• REQUIRED WORK:
Apart from the pictures, every entry below must be given again exactly.

• Dataset rows for apps and sites:

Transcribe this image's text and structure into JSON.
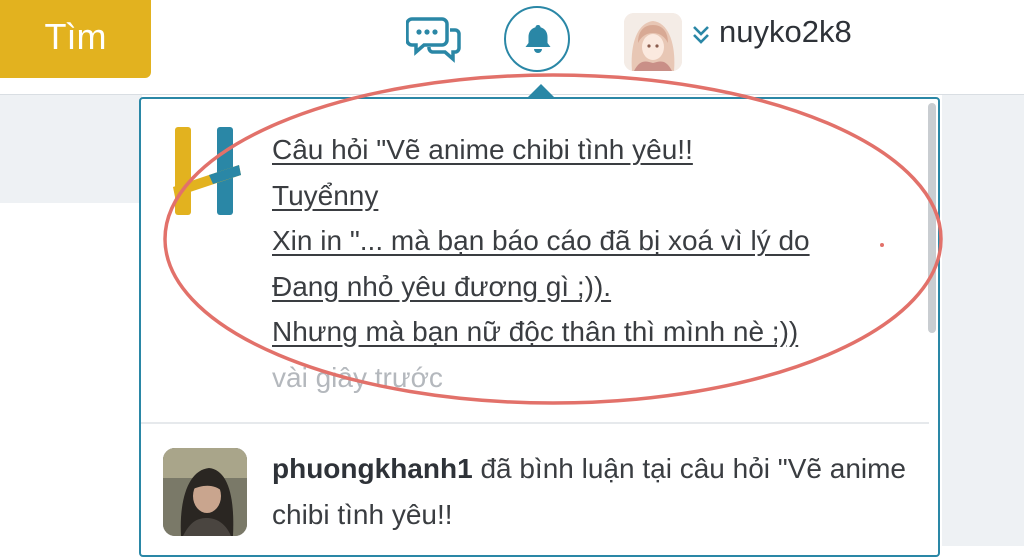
{
  "header": {
    "search_label": "Tìm",
    "username": "nuyko2k8"
  },
  "colors": {
    "accent": "#2a87a6",
    "brand_yellow": "#e2b21f",
    "annotation": "#e2716a"
  },
  "notifications": [
    {
      "lines": [
        "Câu hỏi \"Vẽ anime chibi tình yêu!!",
        "Tuyểnny",
        "Xin in \"... mà bạn báo cáo đã bị xoá vì lý do",
        "Đang nhỏ yêu đương gì ;)).",
        "Nhưng mà bạn nữ độc thân thì mình nè ;))"
      ],
      "time": "vài giây trước"
    },
    {
      "user": "phuongkhanh1",
      "text": "đã bình luận tại câu hỏi \"Vẽ anime chibi tình yêu!!"
    }
  ]
}
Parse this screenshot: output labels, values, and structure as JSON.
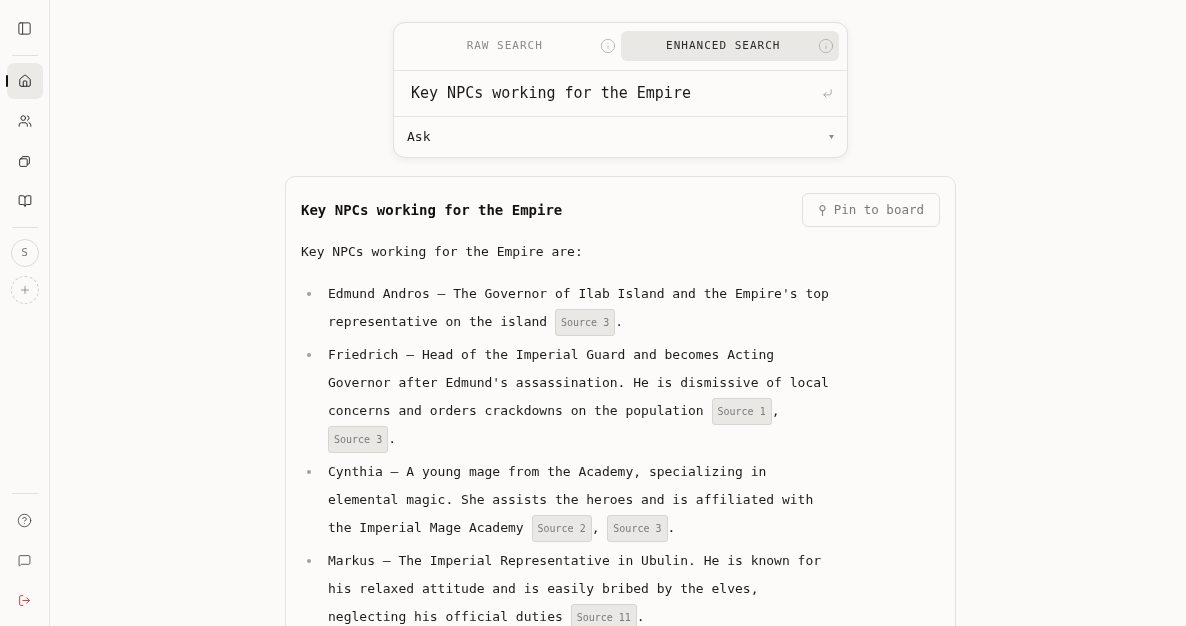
{
  "sidebar": {
    "nav_items": [
      {
        "selected": true
      },
      {
        "selected": false
      },
      {
        "selected": false
      },
      {
        "selected": false
      }
    ],
    "workspaces": [
      {
        "initial": "S"
      }
    ]
  },
  "search": {
    "tabs": [
      {
        "label": "RAW SEARCH",
        "selected": false
      },
      {
        "label": "ENHANCED SEARCH",
        "selected": true
      }
    ],
    "query": "Key NPCs working for the Empire",
    "mode": "Ask"
  },
  "answer": {
    "title": "Key NPCs working for the Empire",
    "pin_button": "Pin to board",
    "intro": "Key NPCs working for the Empire are:",
    "items": [
      {
        "segments": [
          {
            "kind": "text",
            "text": "Edmund Andros — The Governor of Ilab Island and the Empire's top representative on the island "
          },
          {
            "kind": "source",
            "text": "Source 3"
          },
          {
            "kind": "text",
            "text": "."
          }
        ]
      },
      {
        "segments": [
          {
            "kind": "text",
            "text": "Friedrich — Head of the Imperial Guard and becomes Acting Governor after Edmund's assassination. He is dismissive of local concerns and orders crackdowns on the population "
          },
          {
            "kind": "source",
            "text": "Source 1"
          },
          {
            "kind": "text",
            "text": ", "
          },
          {
            "kind": "source",
            "text": "Source 3"
          },
          {
            "kind": "text",
            "text": "."
          }
        ]
      },
      {
        "segments": [
          {
            "kind": "text",
            "text": "Cynthia — A young mage from the Academy, specializing in elemental magic. She assists the heroes and is affiliated with the Imperial Mage Academy "
          },
          {
            "kind": "source",
            "text": "Source 2"
          },
          {
            "kind": "text",
            "text": ", "
          },
          {
            "kind": "source",
            "text": "Source 3"
          },
          {
            "kind": "text",
            "text": "."
          }
        ]
      },
      {
        "segments": [
          {
            "kind": "text",
            "text": "Markus — The Imperial Representative in Ubulin. He is known for his relaxed attitude and is easily bribed by the elves, neglecting his official duties "
          },
          {
            "kind": "source",
            "text": "Source 11"
          },
          {
            "kind": "text",
            "text": "."
          }
        ]
      }
    ]
  }
}
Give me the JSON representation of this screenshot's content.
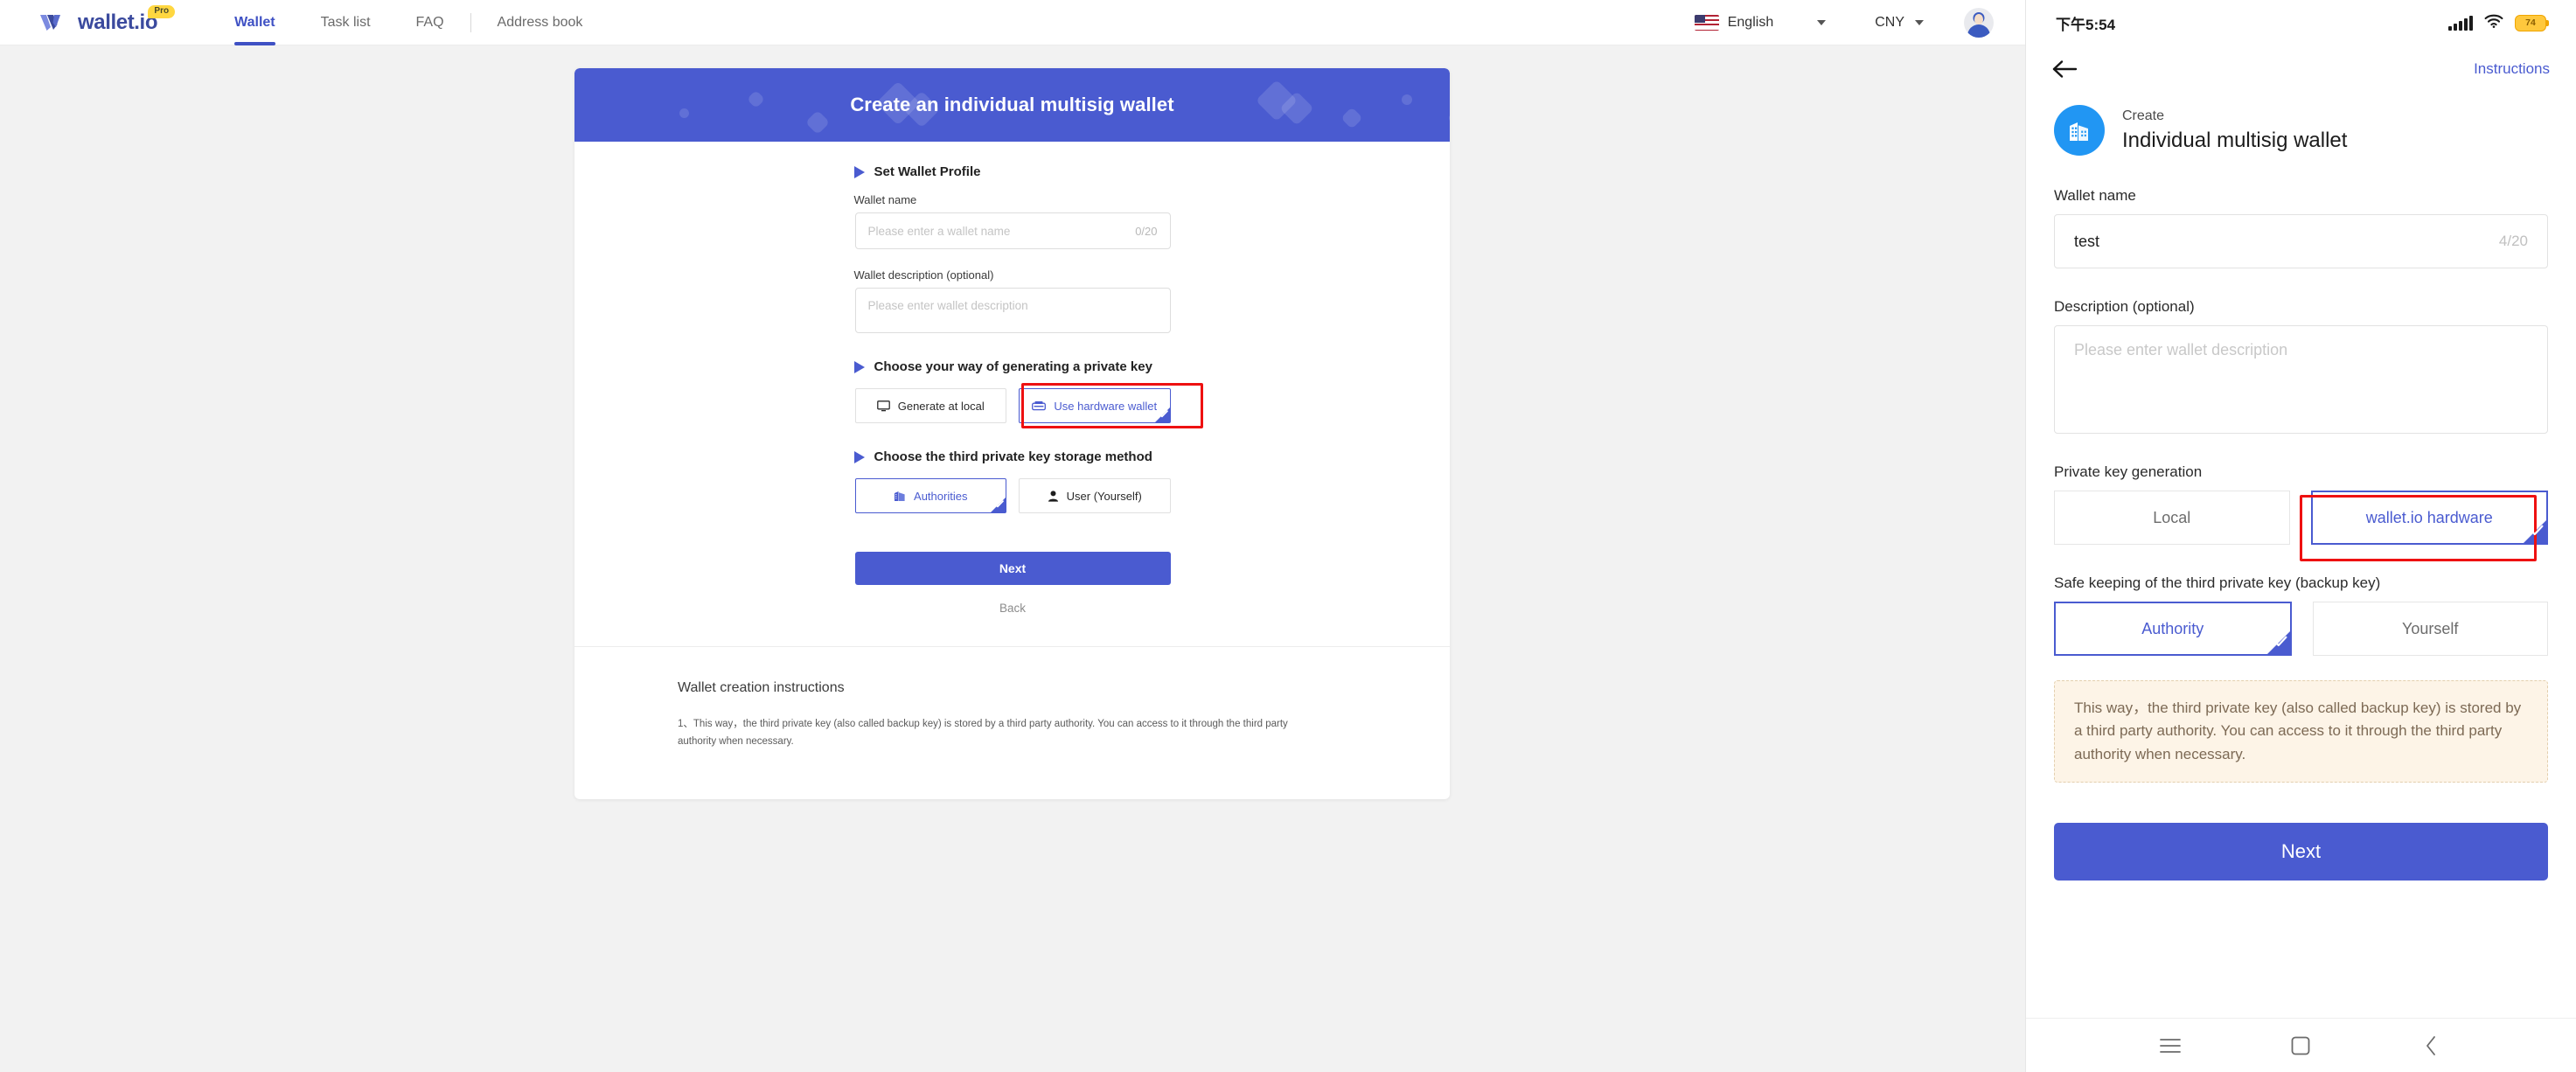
{
  "desktop": {
    "brand": {
      "name": "wallet.io",
      "badge": "Pro"
    },
    "nav": [
      {
        "label": "Wallet",
        "active": true
      },
      {
        "label": "Task list",
        "active": false
      },
      {
        "label": "FAQ",
        "active": false
      },
      {
        "label": "Address book",
        "active": false
      }
    ],
    "language": {
      "label": "English",
      "flag": "us-flag-icon"
    },
    "currency": {
      "label": "CNY"
    },
    "card": {
      "banner_title": "Create an individual multisig wallet",
      "section1_title": "Set Wallet Profile",
      "wallet_name_label": "Wallet name",
      "wallet_name_value": "",
      "wallet_name_placeholder": "Please enter a wallet name",
      "wallet_name_counter": "0/20",
      "wallet_desc_label": "Wallet description (optional)",
      "wallet_desc_value": "",
      "wallet_desc_placeholder": "Please enter wallet description",
      "section2_title": "Choose your way of generating a private key",
      "keygen_options": [
        {
          "label": "Generate at local",
          "icon": "monitor-icon",
          "selected": false
        },
        {
          "label": "Use hardware wallet",
          "icon": "hardware-wallet-icon",
          "selected": true,
          "highlighted": true
        }
      ],
      "section3_title": "Choose the third private key storage method",
      "storage_options": [
        {
          "label": "Authorities",
          "icon": "building-icon",
          "selected": true
        },
        {
          "label": "User (Yourself)",
          "icon": "user-icon",
          "selected": false
        }
      ],
      "next_label": "Next",
      "back_label": "Back",
      "instructions_title": "Wallet creation instructions",
      "instructions_body": "1、This way，the third private key (also called backup key) is stored by a third party authority. You can access to it through the third party authority when necessary."
    }
  },
  "mobile": {
    "statusbar": {
      "time": "下午5:54",
      "battery": "74",
      "signal_icon": "cellular-signal-icon",
      "wifi_icon": "wifi-icon"
    },
    "header": {
      "back_icon": "back-arrow-icon",
      "instructions_label": "Instructions"
    },
    "title": {
      "kicker": "Create",
      "main": "Individual multisig wallet",
      "icon": "building-icon"
    },
    "wallet_name_label": "Wallet name",
    "wallet_name_value": "test",
    "wallet_name_counter": "4/20",
    "description_label": "Description (optional)",
    "description_value": "",
    "description_placeholder": "Please enter wallet description",
    "keygen_label": "Private key generation",
    "keygen_options": [
      {
        "label": "Local",
        "selected": false
      },
      {
        "label": "wallet.io hardware",
        "selected": true,
        "highlighted": true
      }
    ],
    "safekeep_label": "Safe keeping of the third private key (backup key)",
    "safekeep_options": [
      {
        "label": "Authority",
        "selected": true
      },
      {
        "label": "Yourself",
        "selected": false
      }
    ],
    "note": "This way，the third private key (also called backup key) is stored by a third party authority. You can access to it through the third party authority when necessary.",
    "next_label": "Next",
    "navbar": [
      {
        "icon": "menu-icon"
      },
      {
        "icon": "home-square-icon"
      },
      {
        "icon": "back-chevron-icon"
      }
    ]
  },
  "colors": {
    "accent": "#4a5bd0",
    "highlight": "#ee1111",
    "banner": "#4a5bd0",
    "note_bg": "#fdf4e7",
    "mobile_icon": "#2196f3"
  }
}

• OUTPUT OF THE TASK:
Transcribe this image's text and structure into JSON.
{
  "header": {
    "search_label": "Tìm",
    "username": "nuyko2k8"
  },
  "colors": {
    "accent": "#2a87a6",
    "brand_yellow": "#e2b21f",
    "annotation": "#e2716a"
  },
  "notifications": [
    {
      "lines": [
        "Câu hỏi \"Vẽ anime chibi tình yêu!!",
        "Tuyểnny",
        "Xin in \"... mà bạn báo cáo đã bị xoá vì lý do",
        "Đang nhỏ yêu đương gì ;)).",
        "Nhưng mà bạn nữ độc thân thì mình nè ;))"
      ],
      "time": "vài giây trước"
    },
    {
      "user": "phuongkhanh1",
      "text": "đã bình luận tại câu hỏi \"Vẽ anime chibi tình yêu!!"
    }
  ]
}
Parse this screenshot: output labels, values, and structure as JSON.
{
  "sidebar": {
    "nav_items": [
      {
        "selected": true
      },
      {
        "selected": false
      },
      {
        "selected": false
      },
      {
        "selected": false
      }
    ],
    "workspaces": [
      {
        "initial": "S"
      }
    ]
  },
  "search": {
    "tabs": [
      {
        "label": "RAW SEARCH",
        "selected": false
      },
      {
        "label": "ENHANCED SEARCH",
        "selected": true
      }
    ],
    "query": "Key NPCs working for the Empire",
    "mode": "Ask"
  },
  "answer": {
    "title": "Key NPCs working for the Empire",
    "pin_button": "Pin to board",
    "intro": "Key NPCs working for the Empire are:",
    "items": [
      {
        "segments": [
          {
            "kind": "text",
            "text": "Edmund Andros — The Governor of Ilab Island and the Empire's top representative on the island "
          },
          {
            "kind": "source",
            "text": "Source 3"
          },
          {
            "kind": "text",
            "text": "."
          }
        ]
      },
      {
        "segments": [
          {
            "kind": "text",
            "text": "Friedrich — Head of the Imperial Guard and becomes Acting Governor after Edmund's assassination. He is dismissive of local concerns and orders crackdowns on the population "
          },
          {
            "kind": "source",
            "text": "Source 1"
          },
          {
            "kind": "text",
            "text": ", "
          },
          {
            "kind": "source",
            "text": "Source 3"
          },
          {
            "kind": "text",
            "text": "."
          }
        ]
      },
      {
        "segments": [
          {
            "kind": "text",
            "text": "Cynthia — A young mage from the Academy, specializing in elemental magic. She assists the heroes and is affiliated with the Imperial Mage Academy "
          },
          {
            "kind": "source",
            "text": "Source 2"
          },
          {
            "kind": "text",
            "text": ", "
          },
          {
            "kind": "source",
            "text": "Source 3"
          },
          {
            "kind": "text",
            "text": "."
          }
        ]
      },
      {
        "segments": [
          {
            "kind": "text",
            "text": "Markus — The Imperial Representative in Ubulin. He is known for his relaxed attitude and is easily bribed by the elves, neglecting his official duties "
          },
          {
            "kind": "source",
            "text": "Source 11"
          },
          {
            "kind": "text",
            "text": "."
          }
        ]
      }
    ]
  }
}
Give me the JSON representation of this screenshot's content.
{
  "desktop": {
    "brand": {
      "name": "wallet.io",
      "badge": "Pro"
    },
    "nav": [
      {
        "label": "Wallet",
        "active": true
      },
      {
        "label": "Task list",
        "active": false
      },
      {
        "label": "FAQ",
        "active": false
      },
      {
        "label": "Address book",
        "active": false
      }
    ],
    "language": {
      "label": "English",
      "flag": "us-flag-icon"
    },
    "currency": {
      "label": "CNY"
    },
    "card": {
      "banner_title": "Create an individual multisig wallet",
      "section1_title": "Set Wallet Profile",
      "wallet_name_label": "Wallet name",
      "wallet_name_value": "",
      "wallet_name_placeholder": "Please enter a wallet name",
      "wallet_name_counter": "0/20",
      "wallet_desc_label": "Wallet description (optional)",
      "wallet_desc_value": "",
      "wallet_desc_placeholder": "Please enter wallet description",
      "section2_title": "Choose your way of generating a private key",
      "keygen_options": [
        {
          "label": "Generate at local",
          "icon": "monitor-icon",
          "selected": false
        },
        {
          "label": "Use hardware wallet",
          "icon": "hardware-wallet-icon",
          "selected": true,
          "highlighted": true
        }
      ],
      "section3_title": "Choose the third private key storage method",
      "storage_options": [
        {
          "label": "Authorities",
          "icon": "building-icon",
          "selected": true
        },
        {
          "label": "User (Yourself)",
          "icon": "user-icon",
          "selected": false
        }
      ],
      "next_label": "Next",
      "back_label": "Back",
      "instructions_title": "Wallet creation instructions",
      "instructions_body": "1、This way，the third private key (also called backup key) is stored by a third party authority. You can access to it through the third party authority when necessary."
    }
  },
  "mobile": {
    "statusbar": {
      "time": "下午5:54",
      "battery": "74",
      "signal_icon": "cellular-signal-icon",
      "wifi_icon": "wifi-icon"
    },
    "header": {
      "back_icon": "back-arrow-icon",
      "instructions_label": "Instructions"
    },
    "title": {
      "kicker": "Create",
      "main": "Individual multisig wallet",
      "icon": "building-icon"
    },
    "wallet_name_label": "Wallet name",
    "wallet_name_value": "test",
    "wallet_name_counter": "4/20",
    "description_label": "Description (optional)",
    "description_value": "",
    "description_placeholder": "Please enter wallet description",
    "keygen_label": "Private key generation",
    "keygen_options": [
      {
        "label": "Local",
        "selected": false
      },
      {
        "label": "wallet.io hardware",
        "selected": true,
        "highlighted": true
      }
    ],
    "safekeep_label": "Safe keeping of the third private key (backup key)",
    "safekeep_options": [
      {
        "label": "Authority",
        "selected": true
      },
      {
        "label": "Yourself",
        "selected": false
      }
    ],
    "note": "This way，the third private key (also called backup key) is stored by a third party authority. You can access to it through the third party authority when necessary.",
    "next_label": "Next",
    "navbar": [
      {
        "icon": "menu-icon"
      },
      {
        "icon": "home-square-icon"
      },
      {
        "icon": "back-chevron-icon"
      }
    ]
  },
  "colors": {
    "accent": "#4a5bd0",
    "highlight": "#ee1111",
    "banner": "#4a5bd0",
    "note_bg": "#fdf4e7",
    "mobile_icon": "#2196f3"
  }
}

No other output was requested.